This is very sad - he was an extraordinary spin bowler - just ask Mike Gatting.

1 Like

That’s a real shock :slightly_frowning_face:

Suspected heart attack in Koh Samui…

Rod Marsh, Sonny Ramadhin and Shane Warne all gone in a few days.
Two of the greatest spin bowlers in the game.

Gatts is still having nightmares about Warney…

Isn’t it just, now you know what I could say…but its not appropriate at this time. A huge loss for cricket.

?? Don’t know and don’t really care :face_with_raised_eyebrow:

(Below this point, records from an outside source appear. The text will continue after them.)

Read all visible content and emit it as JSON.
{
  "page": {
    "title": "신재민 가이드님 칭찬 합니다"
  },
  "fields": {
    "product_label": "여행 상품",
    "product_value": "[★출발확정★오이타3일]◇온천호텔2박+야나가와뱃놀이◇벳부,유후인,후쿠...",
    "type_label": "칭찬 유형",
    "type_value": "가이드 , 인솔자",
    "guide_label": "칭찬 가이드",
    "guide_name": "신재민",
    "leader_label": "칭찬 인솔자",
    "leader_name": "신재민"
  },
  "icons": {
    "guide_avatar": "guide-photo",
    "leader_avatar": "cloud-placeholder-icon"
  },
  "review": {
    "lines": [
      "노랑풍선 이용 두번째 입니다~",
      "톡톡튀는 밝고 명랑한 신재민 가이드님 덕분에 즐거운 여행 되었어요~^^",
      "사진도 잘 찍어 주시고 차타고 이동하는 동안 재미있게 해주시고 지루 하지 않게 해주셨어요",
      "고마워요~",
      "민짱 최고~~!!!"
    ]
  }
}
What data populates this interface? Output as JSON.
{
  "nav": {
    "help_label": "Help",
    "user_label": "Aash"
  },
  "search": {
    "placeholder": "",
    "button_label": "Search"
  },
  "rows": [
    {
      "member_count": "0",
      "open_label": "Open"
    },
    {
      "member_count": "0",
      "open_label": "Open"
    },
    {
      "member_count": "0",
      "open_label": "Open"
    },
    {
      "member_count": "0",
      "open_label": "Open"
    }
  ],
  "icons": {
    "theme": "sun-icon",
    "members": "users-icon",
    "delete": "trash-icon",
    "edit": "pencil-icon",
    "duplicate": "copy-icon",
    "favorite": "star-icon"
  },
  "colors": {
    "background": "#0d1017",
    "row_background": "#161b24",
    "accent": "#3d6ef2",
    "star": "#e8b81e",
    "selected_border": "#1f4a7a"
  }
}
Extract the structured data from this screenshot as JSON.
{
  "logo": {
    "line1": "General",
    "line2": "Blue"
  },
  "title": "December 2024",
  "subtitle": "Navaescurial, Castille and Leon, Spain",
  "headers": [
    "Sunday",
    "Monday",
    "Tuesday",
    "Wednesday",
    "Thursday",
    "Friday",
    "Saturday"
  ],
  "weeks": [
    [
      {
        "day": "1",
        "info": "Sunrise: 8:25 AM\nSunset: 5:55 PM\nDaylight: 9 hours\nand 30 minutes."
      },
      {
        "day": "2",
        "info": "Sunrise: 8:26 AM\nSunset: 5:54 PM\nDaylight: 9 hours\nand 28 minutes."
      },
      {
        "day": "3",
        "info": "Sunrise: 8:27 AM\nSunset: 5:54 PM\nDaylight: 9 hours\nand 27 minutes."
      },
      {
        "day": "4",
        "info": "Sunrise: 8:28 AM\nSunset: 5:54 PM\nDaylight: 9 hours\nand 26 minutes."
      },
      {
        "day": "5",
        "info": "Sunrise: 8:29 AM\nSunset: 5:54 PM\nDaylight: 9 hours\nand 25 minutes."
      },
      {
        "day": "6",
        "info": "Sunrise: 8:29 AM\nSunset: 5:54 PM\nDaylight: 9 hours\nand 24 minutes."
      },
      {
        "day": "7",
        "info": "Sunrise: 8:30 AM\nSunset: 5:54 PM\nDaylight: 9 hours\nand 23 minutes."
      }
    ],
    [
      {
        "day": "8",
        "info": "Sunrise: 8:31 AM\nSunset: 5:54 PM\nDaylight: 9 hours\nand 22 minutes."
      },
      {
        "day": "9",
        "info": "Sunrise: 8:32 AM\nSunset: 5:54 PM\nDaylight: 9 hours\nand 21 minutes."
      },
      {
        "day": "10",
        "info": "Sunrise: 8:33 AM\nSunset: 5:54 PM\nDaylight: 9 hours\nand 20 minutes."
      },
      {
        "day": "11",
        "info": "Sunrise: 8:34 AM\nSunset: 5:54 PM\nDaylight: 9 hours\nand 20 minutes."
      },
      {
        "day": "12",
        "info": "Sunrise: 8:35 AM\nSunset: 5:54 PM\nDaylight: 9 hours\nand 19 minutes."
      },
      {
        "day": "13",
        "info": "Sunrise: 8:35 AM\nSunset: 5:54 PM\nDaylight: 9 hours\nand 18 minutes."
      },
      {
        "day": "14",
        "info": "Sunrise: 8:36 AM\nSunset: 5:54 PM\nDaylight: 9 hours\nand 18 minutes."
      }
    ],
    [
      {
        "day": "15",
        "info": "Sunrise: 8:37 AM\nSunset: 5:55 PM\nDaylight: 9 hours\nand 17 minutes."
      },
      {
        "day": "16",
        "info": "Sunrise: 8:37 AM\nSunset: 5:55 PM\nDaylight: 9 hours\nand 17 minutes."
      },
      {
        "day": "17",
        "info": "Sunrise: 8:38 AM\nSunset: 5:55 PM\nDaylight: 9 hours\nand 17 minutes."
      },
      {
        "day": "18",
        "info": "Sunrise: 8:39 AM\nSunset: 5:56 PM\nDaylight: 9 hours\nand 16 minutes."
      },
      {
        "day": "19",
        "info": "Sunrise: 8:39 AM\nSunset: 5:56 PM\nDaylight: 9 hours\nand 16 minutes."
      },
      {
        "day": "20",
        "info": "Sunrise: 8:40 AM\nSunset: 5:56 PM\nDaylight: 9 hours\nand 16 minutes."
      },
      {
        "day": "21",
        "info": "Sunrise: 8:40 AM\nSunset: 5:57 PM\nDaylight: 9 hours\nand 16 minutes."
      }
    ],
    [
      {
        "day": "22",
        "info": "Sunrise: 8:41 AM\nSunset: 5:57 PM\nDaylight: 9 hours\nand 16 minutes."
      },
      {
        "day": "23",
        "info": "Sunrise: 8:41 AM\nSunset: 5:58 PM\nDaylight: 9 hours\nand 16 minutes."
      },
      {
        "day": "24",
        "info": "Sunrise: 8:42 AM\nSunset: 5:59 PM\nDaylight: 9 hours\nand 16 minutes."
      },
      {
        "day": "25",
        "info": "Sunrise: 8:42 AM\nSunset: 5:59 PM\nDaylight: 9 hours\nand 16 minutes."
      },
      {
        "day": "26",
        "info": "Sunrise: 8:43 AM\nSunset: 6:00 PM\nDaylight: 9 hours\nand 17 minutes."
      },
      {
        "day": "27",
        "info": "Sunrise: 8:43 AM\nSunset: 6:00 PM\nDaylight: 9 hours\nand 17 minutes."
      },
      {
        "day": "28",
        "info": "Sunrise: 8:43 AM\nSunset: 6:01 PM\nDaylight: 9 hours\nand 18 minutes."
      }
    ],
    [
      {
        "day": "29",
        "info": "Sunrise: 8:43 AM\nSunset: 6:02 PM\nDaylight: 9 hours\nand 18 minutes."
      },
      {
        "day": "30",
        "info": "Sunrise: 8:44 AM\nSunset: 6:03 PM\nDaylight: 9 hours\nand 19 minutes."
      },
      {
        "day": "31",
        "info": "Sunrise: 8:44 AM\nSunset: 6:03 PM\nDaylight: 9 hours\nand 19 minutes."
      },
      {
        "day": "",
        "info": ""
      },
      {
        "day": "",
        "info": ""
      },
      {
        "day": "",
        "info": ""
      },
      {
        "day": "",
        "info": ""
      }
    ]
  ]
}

52 is no age nowadays, he will be much missed, he was one of the first to turn himself into a global brand, really astute and a towering personality :sunglasses:.

1 Like

So he had seen a doctor prior about his chest pain but was sent home.
Some doctor!
Take control of your own health, get a coronary calcium scan and actuslly see your chances via narrowing of your arteries.
A simple high speed CT scan takes around 20 minutes and the only non invasive way to see your real risk of a blockage.

The high speed CT is fast enough to get a stationary picture of the heart and its arteries where a normal CT would be blurred due to the heart pumping.

Good advice, he had heart issues, asthma, smoked and had just finished a 14 day fad diet of fluids only but the inquest and autopsy will find out what really happened to him so no point on pointing fingers before anyone knows the facts.
He really was gifted, larger than life, an astute businessman who created a world brand, sometimes troubled and total sportsman, the cricket world has lost one of its true greats far to young.

1 Like

I see he is to get a State Funeral so people can honour his memory.

Australian MP Daniel Andrews, the Premier of Victoria, said on social media that the occasion would be an opportunity for the country to honour the sporting superstar.

“I’ve spoken with the Warne family again today and they have accepted my offer of a State Funeral to remember Shane,”

Juice diets spike insulin, dangerous to do if you already have issues. Just dont do it!